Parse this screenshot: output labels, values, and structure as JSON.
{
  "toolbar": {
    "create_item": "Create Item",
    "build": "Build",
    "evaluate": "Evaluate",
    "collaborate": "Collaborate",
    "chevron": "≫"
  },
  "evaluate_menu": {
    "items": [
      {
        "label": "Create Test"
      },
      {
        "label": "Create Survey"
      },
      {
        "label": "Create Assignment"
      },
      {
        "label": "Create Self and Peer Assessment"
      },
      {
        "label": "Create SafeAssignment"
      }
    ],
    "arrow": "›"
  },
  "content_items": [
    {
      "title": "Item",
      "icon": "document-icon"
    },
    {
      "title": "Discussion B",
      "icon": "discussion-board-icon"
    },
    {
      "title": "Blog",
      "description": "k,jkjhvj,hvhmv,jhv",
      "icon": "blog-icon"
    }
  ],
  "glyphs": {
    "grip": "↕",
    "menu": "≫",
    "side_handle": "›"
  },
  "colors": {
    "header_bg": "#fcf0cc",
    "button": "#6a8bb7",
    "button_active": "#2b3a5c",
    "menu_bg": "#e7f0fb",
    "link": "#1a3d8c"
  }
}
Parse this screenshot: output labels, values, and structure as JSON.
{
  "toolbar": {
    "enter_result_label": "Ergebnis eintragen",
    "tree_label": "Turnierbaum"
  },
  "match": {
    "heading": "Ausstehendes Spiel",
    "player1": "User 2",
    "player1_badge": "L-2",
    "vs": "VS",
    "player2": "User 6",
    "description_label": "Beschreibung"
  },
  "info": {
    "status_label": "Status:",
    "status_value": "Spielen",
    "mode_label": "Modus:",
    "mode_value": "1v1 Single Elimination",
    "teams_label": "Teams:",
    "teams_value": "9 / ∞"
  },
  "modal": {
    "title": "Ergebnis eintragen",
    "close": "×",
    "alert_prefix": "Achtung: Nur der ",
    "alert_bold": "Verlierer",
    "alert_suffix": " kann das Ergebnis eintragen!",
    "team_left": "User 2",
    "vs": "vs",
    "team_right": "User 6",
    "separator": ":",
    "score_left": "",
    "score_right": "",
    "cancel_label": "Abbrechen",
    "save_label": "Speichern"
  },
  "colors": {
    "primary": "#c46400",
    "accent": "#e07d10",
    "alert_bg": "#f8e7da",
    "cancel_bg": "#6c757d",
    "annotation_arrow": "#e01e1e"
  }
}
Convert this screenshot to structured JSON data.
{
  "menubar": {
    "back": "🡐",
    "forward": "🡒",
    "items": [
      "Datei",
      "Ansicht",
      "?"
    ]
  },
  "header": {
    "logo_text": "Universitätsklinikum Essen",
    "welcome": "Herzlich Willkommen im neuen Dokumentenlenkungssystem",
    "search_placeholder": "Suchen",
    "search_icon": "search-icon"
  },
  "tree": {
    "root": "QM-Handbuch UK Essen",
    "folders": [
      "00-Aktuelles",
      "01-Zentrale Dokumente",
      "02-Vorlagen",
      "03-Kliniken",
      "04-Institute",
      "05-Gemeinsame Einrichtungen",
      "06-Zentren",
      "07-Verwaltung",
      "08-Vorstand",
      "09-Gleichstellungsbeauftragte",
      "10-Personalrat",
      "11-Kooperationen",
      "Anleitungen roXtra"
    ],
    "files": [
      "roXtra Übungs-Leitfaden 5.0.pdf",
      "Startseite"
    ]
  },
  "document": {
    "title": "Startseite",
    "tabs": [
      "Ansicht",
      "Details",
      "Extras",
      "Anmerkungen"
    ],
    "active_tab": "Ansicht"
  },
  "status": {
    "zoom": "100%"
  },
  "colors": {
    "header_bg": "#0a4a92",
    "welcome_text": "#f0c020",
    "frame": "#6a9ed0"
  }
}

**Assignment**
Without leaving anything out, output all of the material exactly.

**Task solution**
Parse this screenshot: output labels, values, and structure as JSON.
{
  "toolbar": {
    "create_item": "Create Item",
    "build": "Build",
    "evaluate": "Evaluate",
    "collaborate": "Collaborate",
    "chevron": "≫"
  },
  "evaluate_menu": {
    "items": [
      {
        "label": "Create Test"
      },
      {
        "label": "Create Survey"
      },
      {
        "label": "Create Assignment"
      },
      {
        "label": "Create Self and Peer Assessment"
      },
      {
        "label": "Create SafeAssignment"
      }
    ],
    "arrow": "›"
  },
  "content_items": [
    {
      "title": "Item",
      "icon": "document-icon"
    },
    {
      "title": "Discussion B",
      "icon": "discussion-board-icon"
    },
    {
      "title": "Blog",
      "description": "k,jkjhvj,hvhmv,jhv",
      "icon": "blog-icon"
    }
  ],
  "glyphs": {
    "grip": "↕",
    "menu": "≫",
    "side_handle": "›"
  },
  "colors": {
    "header_bg": "#fcf0cc",
    "button": "#6a8bb7",
    "button_active": "#2b3a5c",
    "menu_bg": "#e7f0fb",
    "link": "#1a3d8c"
  }
}
Parse this screenshot: output labels, values, and structure as JSON.
{
  "toolbar": {
    "enter_result_label": "Ergebnis eintragen",
    "tree_label": "Turnierbaum"
  },
  "match": {
    "heading": "Ausstehendes Spiel",
    "player1": "User 2",
    "player1_badge": "L-2",
    "vs": "VS",
    "player2": "User 6",
    "description_label": "Beschreibung"
  },
  "info": {
    "status_label": "Status:",
    "status_value": "Spielen",
    "mode_label": "Modus:",
    "mode_value": "1v1 Single Elimination",
    "teams_label": "Teams:",
    "teams_value": "9 / ∞"
  },
  "modal": {
    "title": "Ergebnis eintragen",
    "close": "×",
    "alert_prefix": "Achtung: Nur der ",
    "alert_bold": "Verlierer",
    "alert_suffix": " kann das Ergebnis eintragen!",
    "team_left": "User 2",
    "vs": "vs",
    "team_right": "User 6",
    "separator": ":",
    "score_left": "",
    "score_right": "",
    "cancel_label": "Abbrechen",
    "save_label": "Speichern"
  },
  "colors": {
    "primary": "#c46400",
    "accent": "#e07d10",
    "alert_bg": "#f8e7da",
    "cancel_bg": "#6c757d",
    "annotation_arrow": "#e01e1e"
  }
}
Convert this screenshot to structured JSON data.
{
  "menubar": {
    "back": "🡐",
    "forward": "🡒",
    "items": [
      "Datei",
      "Ansicht",
      "?"
    ]
  },
  "header": {
    "logo_text": "Universitätsklinikum Essen",
    "welcome": "Herzlich Willkommen im neuen Dokumentenlenkungssystem",
    "search_placeholder": "Suchen",
    "search_icon": "search-icon"
  },
  "tree": {
    "root": "QM-Handbuch UK Essen",
    "folders": [
      "00-Aktuelles",
      "01-Zentrale Dokumente",
      "02-Vorlagen",
      "03-Kliniken",
      "04-Institute",
      "05-Gemeinsame Einrichtungen",
      "06-Zentren",
      "07-Verwaltung",
      "08-Vorstand",
      "09-Gleichstellungsbeauftragte",
      "10-Personalrat",
      "11-Kooperationen",
      "Anleitungen roXtra"
    ],
    "files": [
      "roXtra Übungs-Leitfaden 5.0.pdf",
      "Startseite"
    ]
  },
  "document": {
    "title": "Startseite",
    "tabs": [
      "Ansicht",
      "Details",
      "Extras",
      "Anmerkungen"
    ],
    "active_tab": "Ansicht"
  },
  "status": {
    "zoom": "100%"
  },
  "colors": {
    "header_bg": "#0a4a92",
    "welcome_text": "#f0c020",
    "frame": "#6a9ed0"
  }
}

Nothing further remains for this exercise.